We need to be aware, however, that contrary to what the media may sometimes imply, popular opinion does not determine truth or guilt. Rather, what it tends to do is to sway our beliefs. A focus on popular opinion encourages us to form our own opinions of what is true, even though our knowledge of the facts is limited and our understanding of the situation may be mostly based on the opinions of others who, in turn, may have no more factual basis for their opinions than we do.
For many, this approach to truth spills over into beliefs about God.
Take a moment to think about your concept of God. What do you think God is like?
Are you simply expressing your opinion? Or is your concept of God based on a reliable source of truth? Do you know for sure? Where did your view of God come from? From what you remember learning as a child? From your family or friends? From your pastor? From movies or television? From popular opinion?
Are you comfortable with your answer?
According to Scripture, God is both transcendent and inscrutable (Isa. 55:9, Rom. 11:33). That means He is, by nature, far beyond anything we can know or imagine.
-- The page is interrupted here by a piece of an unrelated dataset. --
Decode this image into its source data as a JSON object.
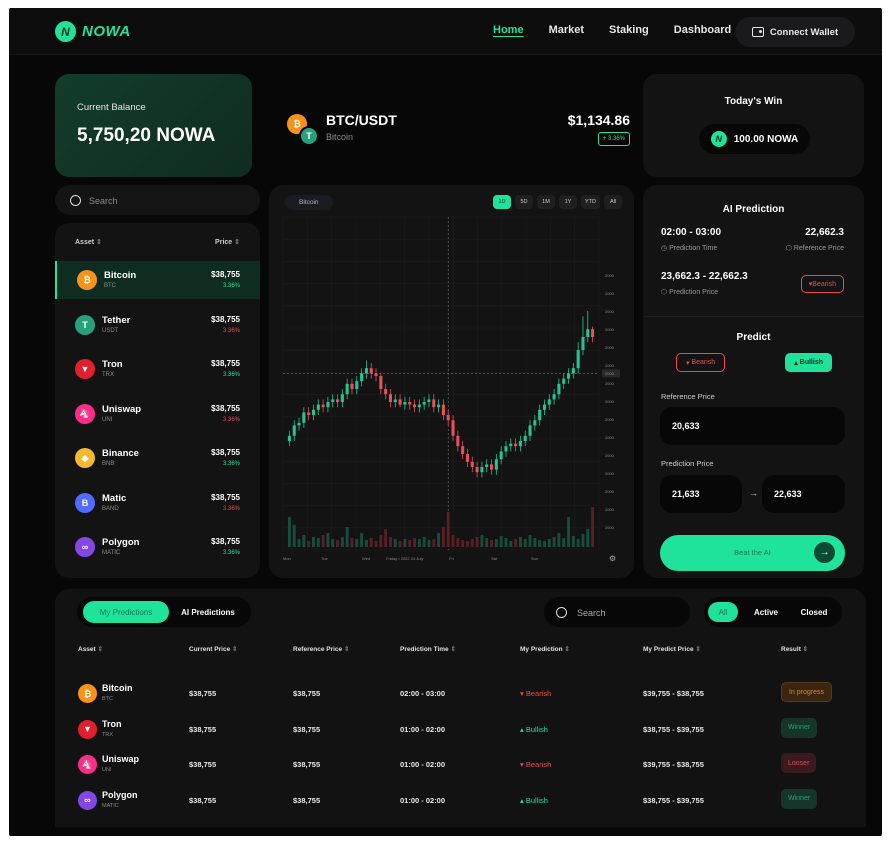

We cannot possibly search Him out or understand Him by human reason alone. That’s why Paul prayed:
For this reason I bow my knees before the Father… that He would grant… that you, being rooted and grounded in love, may be able to comprehend with all the saints what is the breadth and length and height and depth, and to know the love of Christ which surpasses knowledge, that you may be filled up to all the fullness of God. (Eph. 3:14-19)
God interacts with humanity to reveal His character and His ways so that we might truly know Him. He makes Himself known primarily through Creation (nature), through the person of Jesus Christ and through the Bible. And He promises to be found by those who sincerely seek Him (Jer. 29:13).
Without His revelation, we could not begin to know or understand Him in the smallest degree. But He delights in revealing the greatest mystery we could possibly know – His very nature – in order that we might experience companionship and partnership with Him.
Jesus Christ took our sins upon Himself. He took ownership of them and He paid the terrible price for them with His own precious life’s blood in order that you and I might have the privilege of enjoying fellowship with the one and only Holy Father God, our Maker.
Do you understand the incredible immensity of His gift?
Do you value the immeasurable price that was paid?
Do you understand that what you think about God will not change what is true?
God is a personal being. He is Himself. His nature does not change because of what you or I or anyone else may falsely believe to be true about Him.
There was a Christian rock band called Third Day that released the song King of Glory in 2000. I like this song because it expresses the desire of a heart seeking to know God:
Who is this King of glory that pursues me with His love
And haunts me with each hearing of His softly spoken words
My conscience, a reminder of forgiveness that I need
Who is this King of glory who offers it to me
Who is this King of angels, O blessed Prince of Peace
Revealing things of Heaven and all its mysteries
My spirit’s ever longing for His grace in which to stand
Who is this King of glory, Son of God and Son of Man
His name is Jesus, precious Jesus
The Lord Almighty, the King of my heart
The King of glory
Who is this King of glory with strength and majesty
And wisdom beyond measure, the gracious King of kings
The Lord of Earth and Heaven, the Creator of all things
Who is this King of glory, He’s everything to me
Lyrics by Mac Powell of Third Day, 2007
[adapted from a sermon originally preached 1/5/14]